Several years ago, the phone rang suddenly in my office. It was an aide to former Sen. Barbara A. Mikulski, that pillar of Old Line State politics known in some circles as “the Little General in Pearls” due to her diminutive-yet-commanding presence and jewelry preference.
The senator, back then still in office, noticed that I had written an article about 10 individuals under the age of 40 who were upcoming movers and shakers in the local Jewish community. She requested my assistance in gathering these folks for a fun and informative lunchtime schmooze.
Nobody says no to Barbara Mikulski, of course. So I did my best to make it all happen. (Plus, I was flattered just to know that a U.S. senator was reading my articles.) We got together in a boardroom of The Associated: Jewish Federation of Baltimore. A lot of the assembled influencers — who came from all walks of life, professionally, religiously and otherwise — went on to become communal powerhouses who continue to be vital and effective leaders in Jewish Baltimore.
Mikulski asked all of us to go around the room, introduce ourselves and talk about our personal vision and hopes for the community. The senator called on me last, and I mentioned that I was merely the lowly scribe who wrote the article. Mikulski’s eyes lit up.
“Oh, you did a great job,” she said, to my eternal gratitude. “I’m so glad you wrote this piece because we need to keep encouraging young people to step up and do their part for our communities. Your story was a good way to learn about these people and hear what they’re doing out there.”
What I wrote was essentially a list. People love lists because they give us a sense of structure and context in a rather chaotic world. They help us make sense of things, even if they sometimes reveal themselves as being rather arbitrary.

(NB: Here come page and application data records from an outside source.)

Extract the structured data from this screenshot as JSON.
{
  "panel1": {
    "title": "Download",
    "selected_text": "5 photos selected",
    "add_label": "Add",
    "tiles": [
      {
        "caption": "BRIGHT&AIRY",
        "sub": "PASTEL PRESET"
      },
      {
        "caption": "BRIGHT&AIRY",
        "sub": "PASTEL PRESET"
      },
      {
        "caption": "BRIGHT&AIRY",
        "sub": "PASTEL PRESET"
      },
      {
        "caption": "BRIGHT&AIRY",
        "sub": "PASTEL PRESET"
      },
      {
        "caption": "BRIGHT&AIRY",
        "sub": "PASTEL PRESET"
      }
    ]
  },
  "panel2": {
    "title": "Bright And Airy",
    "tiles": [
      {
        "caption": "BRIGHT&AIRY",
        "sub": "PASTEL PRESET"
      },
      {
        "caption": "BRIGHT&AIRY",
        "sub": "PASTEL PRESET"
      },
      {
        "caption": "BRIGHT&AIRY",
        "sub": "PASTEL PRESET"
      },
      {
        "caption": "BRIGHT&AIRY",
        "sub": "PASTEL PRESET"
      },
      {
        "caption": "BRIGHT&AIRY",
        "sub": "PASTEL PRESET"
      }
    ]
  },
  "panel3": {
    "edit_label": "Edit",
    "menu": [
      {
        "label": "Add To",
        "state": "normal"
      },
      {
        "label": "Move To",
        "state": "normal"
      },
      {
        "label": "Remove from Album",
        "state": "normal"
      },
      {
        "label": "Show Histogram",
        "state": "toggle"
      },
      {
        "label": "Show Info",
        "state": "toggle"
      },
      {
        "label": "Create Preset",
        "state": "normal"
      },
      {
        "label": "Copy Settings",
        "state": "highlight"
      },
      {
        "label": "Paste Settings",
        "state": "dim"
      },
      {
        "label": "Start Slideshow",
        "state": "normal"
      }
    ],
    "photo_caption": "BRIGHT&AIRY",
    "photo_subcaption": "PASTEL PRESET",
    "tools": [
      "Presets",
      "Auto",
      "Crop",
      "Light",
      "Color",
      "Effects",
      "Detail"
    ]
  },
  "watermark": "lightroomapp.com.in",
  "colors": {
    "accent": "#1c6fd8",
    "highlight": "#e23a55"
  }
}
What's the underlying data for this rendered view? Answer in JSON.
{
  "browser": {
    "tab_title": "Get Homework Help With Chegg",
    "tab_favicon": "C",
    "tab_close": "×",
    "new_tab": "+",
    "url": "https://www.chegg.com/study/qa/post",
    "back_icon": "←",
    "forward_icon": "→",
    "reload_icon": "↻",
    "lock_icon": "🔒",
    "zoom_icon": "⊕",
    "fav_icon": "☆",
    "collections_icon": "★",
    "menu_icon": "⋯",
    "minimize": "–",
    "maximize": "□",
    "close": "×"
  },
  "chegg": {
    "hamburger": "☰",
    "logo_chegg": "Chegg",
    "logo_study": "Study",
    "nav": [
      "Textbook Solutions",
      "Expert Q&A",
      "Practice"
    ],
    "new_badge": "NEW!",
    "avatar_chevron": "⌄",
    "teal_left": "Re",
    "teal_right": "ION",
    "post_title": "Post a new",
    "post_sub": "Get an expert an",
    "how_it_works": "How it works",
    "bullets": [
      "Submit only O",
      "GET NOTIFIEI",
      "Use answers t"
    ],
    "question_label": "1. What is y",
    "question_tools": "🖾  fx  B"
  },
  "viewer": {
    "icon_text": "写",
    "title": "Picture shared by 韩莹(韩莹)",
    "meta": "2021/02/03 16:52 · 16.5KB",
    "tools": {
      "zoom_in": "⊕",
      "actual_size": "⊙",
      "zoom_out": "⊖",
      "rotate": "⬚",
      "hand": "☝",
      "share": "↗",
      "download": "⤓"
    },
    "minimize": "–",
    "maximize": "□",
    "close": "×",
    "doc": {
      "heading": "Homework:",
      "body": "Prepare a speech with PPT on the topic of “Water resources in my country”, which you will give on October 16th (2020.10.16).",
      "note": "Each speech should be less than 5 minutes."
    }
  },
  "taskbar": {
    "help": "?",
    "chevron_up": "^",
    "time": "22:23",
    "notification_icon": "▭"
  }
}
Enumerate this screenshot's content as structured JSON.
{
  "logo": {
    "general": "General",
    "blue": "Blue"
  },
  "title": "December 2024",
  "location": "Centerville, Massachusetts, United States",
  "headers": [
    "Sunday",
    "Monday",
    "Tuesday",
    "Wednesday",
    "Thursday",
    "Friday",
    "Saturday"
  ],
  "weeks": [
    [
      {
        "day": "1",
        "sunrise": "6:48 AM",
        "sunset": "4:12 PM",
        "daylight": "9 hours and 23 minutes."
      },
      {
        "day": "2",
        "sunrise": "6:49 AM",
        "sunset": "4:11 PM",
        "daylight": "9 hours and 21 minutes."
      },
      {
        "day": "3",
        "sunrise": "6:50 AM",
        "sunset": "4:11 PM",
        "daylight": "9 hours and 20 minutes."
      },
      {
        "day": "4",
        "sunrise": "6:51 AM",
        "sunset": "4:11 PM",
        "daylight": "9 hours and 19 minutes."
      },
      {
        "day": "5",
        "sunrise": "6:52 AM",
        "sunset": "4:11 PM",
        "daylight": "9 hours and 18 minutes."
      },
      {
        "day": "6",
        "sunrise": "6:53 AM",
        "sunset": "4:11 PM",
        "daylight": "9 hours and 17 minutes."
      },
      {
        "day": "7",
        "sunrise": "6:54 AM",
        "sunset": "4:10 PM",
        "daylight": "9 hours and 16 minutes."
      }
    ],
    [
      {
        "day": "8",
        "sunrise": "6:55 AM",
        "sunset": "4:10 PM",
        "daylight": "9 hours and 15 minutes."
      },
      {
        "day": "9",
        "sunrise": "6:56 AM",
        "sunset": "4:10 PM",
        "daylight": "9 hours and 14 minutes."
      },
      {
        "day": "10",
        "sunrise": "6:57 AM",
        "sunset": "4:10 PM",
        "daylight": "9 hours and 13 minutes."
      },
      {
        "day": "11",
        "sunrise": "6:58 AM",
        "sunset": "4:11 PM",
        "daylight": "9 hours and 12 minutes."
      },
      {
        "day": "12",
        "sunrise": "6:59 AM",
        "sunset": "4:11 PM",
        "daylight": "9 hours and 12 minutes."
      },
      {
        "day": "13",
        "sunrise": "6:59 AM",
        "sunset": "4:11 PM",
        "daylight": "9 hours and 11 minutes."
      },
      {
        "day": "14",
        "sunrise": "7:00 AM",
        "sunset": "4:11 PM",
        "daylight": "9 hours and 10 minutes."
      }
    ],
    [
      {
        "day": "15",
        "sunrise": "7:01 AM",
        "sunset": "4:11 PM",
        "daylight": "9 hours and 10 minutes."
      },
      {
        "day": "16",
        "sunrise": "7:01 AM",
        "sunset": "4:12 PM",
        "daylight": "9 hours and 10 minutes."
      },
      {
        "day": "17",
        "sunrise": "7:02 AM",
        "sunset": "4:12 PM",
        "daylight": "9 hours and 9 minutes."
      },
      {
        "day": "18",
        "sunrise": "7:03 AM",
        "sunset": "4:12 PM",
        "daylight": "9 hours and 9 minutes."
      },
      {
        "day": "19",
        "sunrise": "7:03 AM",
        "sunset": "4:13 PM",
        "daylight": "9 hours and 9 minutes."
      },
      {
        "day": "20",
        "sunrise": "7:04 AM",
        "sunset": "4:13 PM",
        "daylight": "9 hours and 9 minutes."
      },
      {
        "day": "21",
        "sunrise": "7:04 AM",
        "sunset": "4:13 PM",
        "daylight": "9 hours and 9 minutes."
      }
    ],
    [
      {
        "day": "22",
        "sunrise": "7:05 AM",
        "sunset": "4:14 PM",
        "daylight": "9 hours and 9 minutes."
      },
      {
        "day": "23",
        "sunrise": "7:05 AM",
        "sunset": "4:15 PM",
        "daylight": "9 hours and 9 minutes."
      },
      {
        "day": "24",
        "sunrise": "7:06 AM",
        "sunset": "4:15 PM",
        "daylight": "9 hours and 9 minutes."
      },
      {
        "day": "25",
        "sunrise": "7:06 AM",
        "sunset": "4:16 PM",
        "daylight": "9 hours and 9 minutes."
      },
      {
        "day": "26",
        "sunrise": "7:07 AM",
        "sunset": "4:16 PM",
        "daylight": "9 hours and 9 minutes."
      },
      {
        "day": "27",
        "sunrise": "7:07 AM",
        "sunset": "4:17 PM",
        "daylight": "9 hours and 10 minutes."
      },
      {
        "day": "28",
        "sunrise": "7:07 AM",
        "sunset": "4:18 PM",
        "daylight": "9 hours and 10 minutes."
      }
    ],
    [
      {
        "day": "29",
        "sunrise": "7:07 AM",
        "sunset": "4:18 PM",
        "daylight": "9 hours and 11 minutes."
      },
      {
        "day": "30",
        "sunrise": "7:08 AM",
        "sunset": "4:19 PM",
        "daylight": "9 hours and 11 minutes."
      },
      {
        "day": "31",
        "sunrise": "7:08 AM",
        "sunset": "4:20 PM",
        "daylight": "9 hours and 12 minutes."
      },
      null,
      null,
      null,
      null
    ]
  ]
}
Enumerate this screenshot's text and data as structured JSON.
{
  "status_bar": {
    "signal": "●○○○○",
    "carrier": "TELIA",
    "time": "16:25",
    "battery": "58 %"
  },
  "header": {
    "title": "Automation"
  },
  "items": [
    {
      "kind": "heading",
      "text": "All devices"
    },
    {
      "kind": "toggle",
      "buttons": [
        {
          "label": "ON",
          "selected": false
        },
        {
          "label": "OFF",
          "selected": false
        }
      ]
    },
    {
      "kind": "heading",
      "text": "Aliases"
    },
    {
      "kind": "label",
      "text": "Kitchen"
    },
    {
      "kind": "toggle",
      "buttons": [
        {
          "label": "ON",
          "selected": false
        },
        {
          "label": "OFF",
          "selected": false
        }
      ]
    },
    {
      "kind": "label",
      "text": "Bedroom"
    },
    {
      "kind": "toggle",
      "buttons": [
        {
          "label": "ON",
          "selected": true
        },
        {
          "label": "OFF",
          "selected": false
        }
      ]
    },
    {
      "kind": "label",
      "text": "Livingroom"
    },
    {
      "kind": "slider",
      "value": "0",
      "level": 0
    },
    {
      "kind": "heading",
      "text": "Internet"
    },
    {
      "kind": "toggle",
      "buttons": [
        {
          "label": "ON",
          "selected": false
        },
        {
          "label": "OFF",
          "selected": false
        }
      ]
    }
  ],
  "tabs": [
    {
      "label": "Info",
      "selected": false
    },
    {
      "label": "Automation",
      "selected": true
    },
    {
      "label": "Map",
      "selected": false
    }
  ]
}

They’re an instantaneous guilty pleasure of the soul and senses.
I’m a sucker for lists, although I take issue with them sometimes. Every few years, Rolling Stone comes out with its list of the 500 greatest albums of all time. Is “Sgt. Pepper’s Lonely Hearts Club Band” really the greatest album ever? Many people would say it’s not even the Beatles’ best album. When asked for my opinion by a friend recently, I put it this way: “’Sgt. Pepper’ is probably not the Fab Four’s best album, but it is indeed the greatest album of all time.”
Make sense? A paradox? Perhaps.
But that’s the great thing about lists. While highly subjective and occasionally vexing, they provide us with grounding and exposure. They’re conversation starters and jumping-off points that help us organize and process information.
In this issue of Jmore, we offer a very special list — our annual “10-Under-40” cover story. These influencers, thought leaders and game changers already have made their marks on our community, and we fully expect them to continue doing so.
By the way, they’re not the only ones. Despite the tendency in our culture to kvetch about and even ridicule the younger generations, we know there are armies of young people doing their part in the advancement of their professions and industries, in community-building and in the name of tikkun olam, repairing the world. We salute them and thank them for their service.
And we look forward to watching them grow in the years to come.
Alan Feiler, Editor-in-Chief